Cirque’s business model places it in what Dea calls a unique situation in that its discoveries are sought after by both traditional oil producers looking to grow as well as natural gas producers looking to diversify their holdings. “The current dynamics of the market benefit Cirque with regard to the interest that’s out there in companies buying our projects as we prove them up,” he adds.

Since its formation, Cirque has successfully discovered and sold several projects in the Bakken Shale. Other projects that Cirque has brought in partners on include:

  • The Big Snowy and Castle Rock oil projects in the Heath oil resource play in Montana
  • The Java and Sure Shot oil projects in the Mowry play in Wyoming
  • The Pingora oil project in the Niobrara play in Wyoming
  • The Brennsee oil project in the Codell and Niobrara plays in Wyoming

Current Projects
Cirque Resources holds long-term leases on more than 1.3 million acres in several oil resource areas in the Rocky Mountains as well as gas projects in Utah and California. Land held by Cirque has a total unrisked potential of two million barrels of oil equivalent (BOE).

One of the company’s largest current projects is a 275,000-acre holding in the Heath resource play in Montana, oil-prone shale that is roughly as old as Texas’ Barnett shale, Senior Geologist Rob Sterling says.

Cirque has a total of four wells there, two of which have successfully discovered oil. One well is in a testing phase, and the fourth is waiting on completion.

The company is also exploring the Bighorn and Powder River basins within the Mowry play in northeast Wyoming, the Niobrara play in southern Wyoming and the Codell sandstone and Niobrara formation in the Northern DJ Basin. The Codell sandstone already has seen some successful production activity from other companies moving between 500 to 900 barrels of oil a day from the area, Dea says. Drilling will begin in the Bighorn and Powder River plays this year, while geological testing is underway on the other sites.

In addition to operating in potential oil producing areas, Cirque is targeting portions of the Sacramento Basin in California, an area that has traditionally produced natural gas. “We’re looking at what could potentially be a significant accumulation of unconventional gas there,” Sterling says.

Cirque’s team of geologists scours well records and examines core samples to determine potential target zones.

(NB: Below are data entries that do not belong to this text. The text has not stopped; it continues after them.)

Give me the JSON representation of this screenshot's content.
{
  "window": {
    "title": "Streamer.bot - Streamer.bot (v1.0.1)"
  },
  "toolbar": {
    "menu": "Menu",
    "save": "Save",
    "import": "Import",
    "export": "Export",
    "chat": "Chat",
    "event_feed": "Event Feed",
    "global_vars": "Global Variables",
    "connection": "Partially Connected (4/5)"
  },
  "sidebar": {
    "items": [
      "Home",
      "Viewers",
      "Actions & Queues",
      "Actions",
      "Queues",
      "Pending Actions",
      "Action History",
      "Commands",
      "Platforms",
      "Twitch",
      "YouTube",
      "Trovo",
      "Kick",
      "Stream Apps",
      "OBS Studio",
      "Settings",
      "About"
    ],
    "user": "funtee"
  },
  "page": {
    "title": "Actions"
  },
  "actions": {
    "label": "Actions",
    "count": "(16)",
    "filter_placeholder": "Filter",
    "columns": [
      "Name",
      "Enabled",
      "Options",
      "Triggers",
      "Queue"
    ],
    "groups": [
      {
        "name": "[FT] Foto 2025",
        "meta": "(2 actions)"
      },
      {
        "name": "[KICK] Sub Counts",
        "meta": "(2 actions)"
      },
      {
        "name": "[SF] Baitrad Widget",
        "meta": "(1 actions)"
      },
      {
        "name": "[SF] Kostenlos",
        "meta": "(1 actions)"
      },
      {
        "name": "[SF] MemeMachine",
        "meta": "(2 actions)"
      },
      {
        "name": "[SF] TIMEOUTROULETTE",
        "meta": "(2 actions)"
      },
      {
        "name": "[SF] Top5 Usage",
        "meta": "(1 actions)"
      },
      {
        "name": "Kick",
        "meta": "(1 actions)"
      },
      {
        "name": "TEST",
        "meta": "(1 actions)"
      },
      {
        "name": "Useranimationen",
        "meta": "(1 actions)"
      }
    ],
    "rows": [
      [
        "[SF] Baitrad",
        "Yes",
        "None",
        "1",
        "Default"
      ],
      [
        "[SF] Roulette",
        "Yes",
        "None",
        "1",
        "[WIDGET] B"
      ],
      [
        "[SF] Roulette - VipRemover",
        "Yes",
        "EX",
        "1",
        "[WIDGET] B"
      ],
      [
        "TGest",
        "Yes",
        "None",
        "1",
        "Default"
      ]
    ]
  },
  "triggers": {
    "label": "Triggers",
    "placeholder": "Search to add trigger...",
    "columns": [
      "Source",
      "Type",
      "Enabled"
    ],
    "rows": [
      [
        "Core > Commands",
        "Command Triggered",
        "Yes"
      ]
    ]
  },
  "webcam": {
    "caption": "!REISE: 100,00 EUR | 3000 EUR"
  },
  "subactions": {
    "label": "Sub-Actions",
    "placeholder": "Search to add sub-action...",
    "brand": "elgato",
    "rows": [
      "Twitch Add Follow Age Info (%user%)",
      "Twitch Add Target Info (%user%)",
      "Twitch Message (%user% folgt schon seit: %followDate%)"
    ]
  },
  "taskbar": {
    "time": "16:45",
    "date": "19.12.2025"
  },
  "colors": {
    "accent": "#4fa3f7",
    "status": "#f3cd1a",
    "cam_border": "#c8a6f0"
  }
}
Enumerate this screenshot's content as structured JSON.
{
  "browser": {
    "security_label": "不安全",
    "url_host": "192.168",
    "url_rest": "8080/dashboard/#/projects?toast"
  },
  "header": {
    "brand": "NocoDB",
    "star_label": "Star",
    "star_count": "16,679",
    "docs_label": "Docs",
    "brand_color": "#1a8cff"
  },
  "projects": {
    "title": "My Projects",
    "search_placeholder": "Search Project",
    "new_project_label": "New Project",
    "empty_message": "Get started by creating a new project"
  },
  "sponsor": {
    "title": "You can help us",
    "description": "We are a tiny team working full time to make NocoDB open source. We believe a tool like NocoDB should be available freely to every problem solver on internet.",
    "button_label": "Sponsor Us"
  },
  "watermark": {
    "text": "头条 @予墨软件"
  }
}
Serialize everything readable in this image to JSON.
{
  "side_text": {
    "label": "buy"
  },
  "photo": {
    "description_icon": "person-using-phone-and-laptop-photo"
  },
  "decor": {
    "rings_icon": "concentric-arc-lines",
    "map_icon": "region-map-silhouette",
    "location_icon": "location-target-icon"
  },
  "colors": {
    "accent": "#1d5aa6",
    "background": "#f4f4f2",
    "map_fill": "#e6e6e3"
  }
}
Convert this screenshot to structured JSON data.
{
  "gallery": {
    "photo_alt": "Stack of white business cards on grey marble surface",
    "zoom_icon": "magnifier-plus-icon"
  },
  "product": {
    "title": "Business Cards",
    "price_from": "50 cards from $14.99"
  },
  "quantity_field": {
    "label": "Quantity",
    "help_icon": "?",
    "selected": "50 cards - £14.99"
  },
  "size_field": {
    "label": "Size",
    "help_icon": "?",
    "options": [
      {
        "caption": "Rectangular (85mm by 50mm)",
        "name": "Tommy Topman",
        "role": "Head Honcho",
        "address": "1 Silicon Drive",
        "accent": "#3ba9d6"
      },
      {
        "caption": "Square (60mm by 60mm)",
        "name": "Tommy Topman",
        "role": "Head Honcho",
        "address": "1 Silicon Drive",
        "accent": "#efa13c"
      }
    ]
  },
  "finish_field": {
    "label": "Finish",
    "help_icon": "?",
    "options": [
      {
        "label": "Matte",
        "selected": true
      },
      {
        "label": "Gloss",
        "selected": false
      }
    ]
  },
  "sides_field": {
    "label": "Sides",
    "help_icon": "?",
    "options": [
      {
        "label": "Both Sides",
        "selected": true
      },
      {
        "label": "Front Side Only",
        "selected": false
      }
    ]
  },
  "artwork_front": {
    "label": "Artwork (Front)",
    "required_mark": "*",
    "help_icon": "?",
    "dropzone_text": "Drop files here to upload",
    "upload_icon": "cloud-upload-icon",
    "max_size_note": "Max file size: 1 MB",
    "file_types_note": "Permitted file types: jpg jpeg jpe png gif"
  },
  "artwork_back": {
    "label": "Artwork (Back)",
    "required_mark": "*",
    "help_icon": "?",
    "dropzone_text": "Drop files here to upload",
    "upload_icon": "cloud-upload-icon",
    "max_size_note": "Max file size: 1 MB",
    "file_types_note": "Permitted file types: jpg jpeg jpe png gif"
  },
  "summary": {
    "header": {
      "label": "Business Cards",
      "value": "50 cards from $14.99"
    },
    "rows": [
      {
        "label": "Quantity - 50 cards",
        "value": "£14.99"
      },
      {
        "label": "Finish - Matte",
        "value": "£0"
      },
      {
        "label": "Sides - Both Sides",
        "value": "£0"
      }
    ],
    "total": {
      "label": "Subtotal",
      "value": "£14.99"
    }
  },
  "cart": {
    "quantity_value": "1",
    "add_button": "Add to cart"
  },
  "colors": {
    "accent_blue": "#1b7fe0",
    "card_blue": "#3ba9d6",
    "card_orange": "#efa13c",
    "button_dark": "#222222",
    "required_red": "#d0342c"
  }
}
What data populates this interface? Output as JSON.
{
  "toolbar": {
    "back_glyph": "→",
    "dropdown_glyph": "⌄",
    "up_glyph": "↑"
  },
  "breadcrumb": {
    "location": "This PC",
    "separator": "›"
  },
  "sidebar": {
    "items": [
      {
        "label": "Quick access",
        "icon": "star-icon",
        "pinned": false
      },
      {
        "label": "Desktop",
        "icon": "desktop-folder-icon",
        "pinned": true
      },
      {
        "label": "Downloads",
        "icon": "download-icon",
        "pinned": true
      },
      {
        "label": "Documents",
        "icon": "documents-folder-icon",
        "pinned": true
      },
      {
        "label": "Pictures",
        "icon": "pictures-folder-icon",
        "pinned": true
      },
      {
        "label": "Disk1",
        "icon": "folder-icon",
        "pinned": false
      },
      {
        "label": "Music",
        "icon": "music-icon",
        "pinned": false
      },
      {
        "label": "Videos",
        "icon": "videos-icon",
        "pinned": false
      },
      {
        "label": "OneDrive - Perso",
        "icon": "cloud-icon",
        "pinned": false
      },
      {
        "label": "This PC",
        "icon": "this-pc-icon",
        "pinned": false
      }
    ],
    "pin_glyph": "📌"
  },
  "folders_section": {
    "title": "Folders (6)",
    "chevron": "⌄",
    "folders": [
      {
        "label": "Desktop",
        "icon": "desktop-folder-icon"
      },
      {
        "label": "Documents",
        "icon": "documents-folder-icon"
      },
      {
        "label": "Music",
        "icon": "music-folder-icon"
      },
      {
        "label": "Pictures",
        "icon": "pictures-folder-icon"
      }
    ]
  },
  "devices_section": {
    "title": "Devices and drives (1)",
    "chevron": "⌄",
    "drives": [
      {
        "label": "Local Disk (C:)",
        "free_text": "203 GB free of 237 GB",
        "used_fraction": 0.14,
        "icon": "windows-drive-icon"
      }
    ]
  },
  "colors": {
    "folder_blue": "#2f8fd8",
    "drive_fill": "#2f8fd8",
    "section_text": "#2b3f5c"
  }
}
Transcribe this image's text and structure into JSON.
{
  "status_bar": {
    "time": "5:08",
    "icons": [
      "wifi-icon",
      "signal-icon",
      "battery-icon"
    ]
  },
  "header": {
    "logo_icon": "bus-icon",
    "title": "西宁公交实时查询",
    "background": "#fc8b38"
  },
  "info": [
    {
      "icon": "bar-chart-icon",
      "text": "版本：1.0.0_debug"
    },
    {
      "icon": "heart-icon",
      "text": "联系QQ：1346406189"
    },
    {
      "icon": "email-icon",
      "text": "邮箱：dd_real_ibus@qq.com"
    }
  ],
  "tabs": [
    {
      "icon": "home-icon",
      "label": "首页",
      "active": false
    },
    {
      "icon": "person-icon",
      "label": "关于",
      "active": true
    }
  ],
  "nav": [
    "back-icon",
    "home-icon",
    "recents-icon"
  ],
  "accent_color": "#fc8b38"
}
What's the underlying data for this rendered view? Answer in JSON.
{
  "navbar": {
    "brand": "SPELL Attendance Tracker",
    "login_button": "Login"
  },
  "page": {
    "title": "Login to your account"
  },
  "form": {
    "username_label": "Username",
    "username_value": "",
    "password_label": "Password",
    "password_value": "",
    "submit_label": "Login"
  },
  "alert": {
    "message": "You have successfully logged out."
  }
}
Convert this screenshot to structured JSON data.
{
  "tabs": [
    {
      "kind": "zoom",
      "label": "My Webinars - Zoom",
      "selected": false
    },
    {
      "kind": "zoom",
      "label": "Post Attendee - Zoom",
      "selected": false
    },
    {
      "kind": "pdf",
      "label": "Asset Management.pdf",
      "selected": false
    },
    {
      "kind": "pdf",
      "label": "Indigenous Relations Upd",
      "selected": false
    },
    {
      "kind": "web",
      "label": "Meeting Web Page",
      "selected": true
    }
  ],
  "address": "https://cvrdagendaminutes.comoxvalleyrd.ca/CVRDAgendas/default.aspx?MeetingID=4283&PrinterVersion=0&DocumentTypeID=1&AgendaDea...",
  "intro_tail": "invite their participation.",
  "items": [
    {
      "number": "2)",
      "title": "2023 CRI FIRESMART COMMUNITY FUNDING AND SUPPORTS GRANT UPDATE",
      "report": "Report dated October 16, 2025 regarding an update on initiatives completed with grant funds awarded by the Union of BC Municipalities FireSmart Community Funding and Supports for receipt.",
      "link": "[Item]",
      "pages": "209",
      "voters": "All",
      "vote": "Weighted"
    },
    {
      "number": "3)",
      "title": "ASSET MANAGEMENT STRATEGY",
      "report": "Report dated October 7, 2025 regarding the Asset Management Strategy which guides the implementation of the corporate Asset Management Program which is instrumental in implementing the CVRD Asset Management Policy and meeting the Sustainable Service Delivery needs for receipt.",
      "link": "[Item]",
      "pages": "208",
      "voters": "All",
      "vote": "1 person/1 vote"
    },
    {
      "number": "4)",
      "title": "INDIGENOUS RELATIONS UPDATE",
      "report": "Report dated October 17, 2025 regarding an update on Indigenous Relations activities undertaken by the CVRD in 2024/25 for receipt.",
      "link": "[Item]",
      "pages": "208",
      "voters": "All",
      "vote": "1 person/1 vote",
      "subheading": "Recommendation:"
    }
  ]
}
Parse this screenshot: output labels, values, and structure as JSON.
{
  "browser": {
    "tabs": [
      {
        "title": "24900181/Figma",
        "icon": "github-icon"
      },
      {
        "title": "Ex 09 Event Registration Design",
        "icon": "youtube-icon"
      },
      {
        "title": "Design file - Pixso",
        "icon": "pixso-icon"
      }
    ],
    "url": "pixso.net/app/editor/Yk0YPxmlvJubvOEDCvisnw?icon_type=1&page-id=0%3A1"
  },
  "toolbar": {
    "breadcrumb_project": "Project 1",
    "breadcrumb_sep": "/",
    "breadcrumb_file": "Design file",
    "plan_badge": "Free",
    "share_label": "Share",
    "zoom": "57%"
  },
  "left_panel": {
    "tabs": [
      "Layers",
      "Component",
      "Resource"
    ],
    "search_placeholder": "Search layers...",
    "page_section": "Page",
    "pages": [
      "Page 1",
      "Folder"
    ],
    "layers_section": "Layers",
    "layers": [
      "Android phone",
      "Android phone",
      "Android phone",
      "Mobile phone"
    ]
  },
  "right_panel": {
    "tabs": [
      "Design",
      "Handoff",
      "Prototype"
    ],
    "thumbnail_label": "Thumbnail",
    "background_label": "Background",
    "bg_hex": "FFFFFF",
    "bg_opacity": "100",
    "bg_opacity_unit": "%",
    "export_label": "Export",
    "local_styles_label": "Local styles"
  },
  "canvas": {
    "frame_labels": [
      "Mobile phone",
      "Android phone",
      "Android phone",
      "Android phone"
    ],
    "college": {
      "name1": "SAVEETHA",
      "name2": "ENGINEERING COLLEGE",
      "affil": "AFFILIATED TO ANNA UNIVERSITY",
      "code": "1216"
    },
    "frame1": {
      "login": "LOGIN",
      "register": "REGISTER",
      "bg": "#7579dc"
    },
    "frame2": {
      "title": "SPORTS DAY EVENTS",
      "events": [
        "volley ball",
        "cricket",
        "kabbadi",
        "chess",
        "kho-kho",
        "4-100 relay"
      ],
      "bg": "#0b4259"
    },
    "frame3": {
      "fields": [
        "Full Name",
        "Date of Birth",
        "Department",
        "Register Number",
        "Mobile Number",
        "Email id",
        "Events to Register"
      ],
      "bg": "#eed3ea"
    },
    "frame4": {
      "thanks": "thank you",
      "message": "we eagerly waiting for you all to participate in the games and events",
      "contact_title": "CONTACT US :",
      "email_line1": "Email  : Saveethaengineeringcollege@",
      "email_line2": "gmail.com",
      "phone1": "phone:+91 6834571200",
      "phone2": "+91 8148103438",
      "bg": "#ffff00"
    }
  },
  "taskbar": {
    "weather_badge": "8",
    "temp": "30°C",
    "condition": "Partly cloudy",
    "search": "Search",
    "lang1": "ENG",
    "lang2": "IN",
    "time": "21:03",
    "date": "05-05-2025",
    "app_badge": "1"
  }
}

Once a target is found, the company interprets seismic data and begins exploratory drilling. Cirque uses multi-stage fracing during exploration.

Experience Counts
The collective experience of Cirque’s staff is a driving force behind the company’s ability to successfully identify and then sell off oil projects. In addition to Dea, Cirque’s staff includes:

  • Executive Vice President, Chief Financial Officer and co-founder Neil L. Stenbuck, a former CFO of Prima Energy Corp. and Basin Exploration, Inc. and Vice President of Capital of General Atlantic/United Meridian Corp.
  • Executive Vice President of Exploration and co-founder Bradford C. Boyce, the former owner and President of Oso Energy Resources Corp.
  • Senior Vice President of Operations William B. Lloyd, a former Western Drilling Manager of El Paso E&P, Drilling Director for Conoco Phillips Norway and Senior Drilling Engineer for Arco Alaska
  • Senior Vice President of Land and Marketing William Nicas, a former project landman and Western U.S. Transportation Manager of ExxonMobil

In addition to its executive staff, the company’s technical team has a track record of discovering major oil and gas projects in shale, tight sandstone and coalbed methane resource plays. Cirque’s geological staff – which includes Sterling and Senior Geologist Rich Bottjer – has authored a number of technical papers including recent Bakken and Three Forks papers.

“Our team came to us with a lot of experience from different places in the world, and they’ve helped us do very unique things in the Bakken,” according to Sterling. EMI


Cirque Resources LP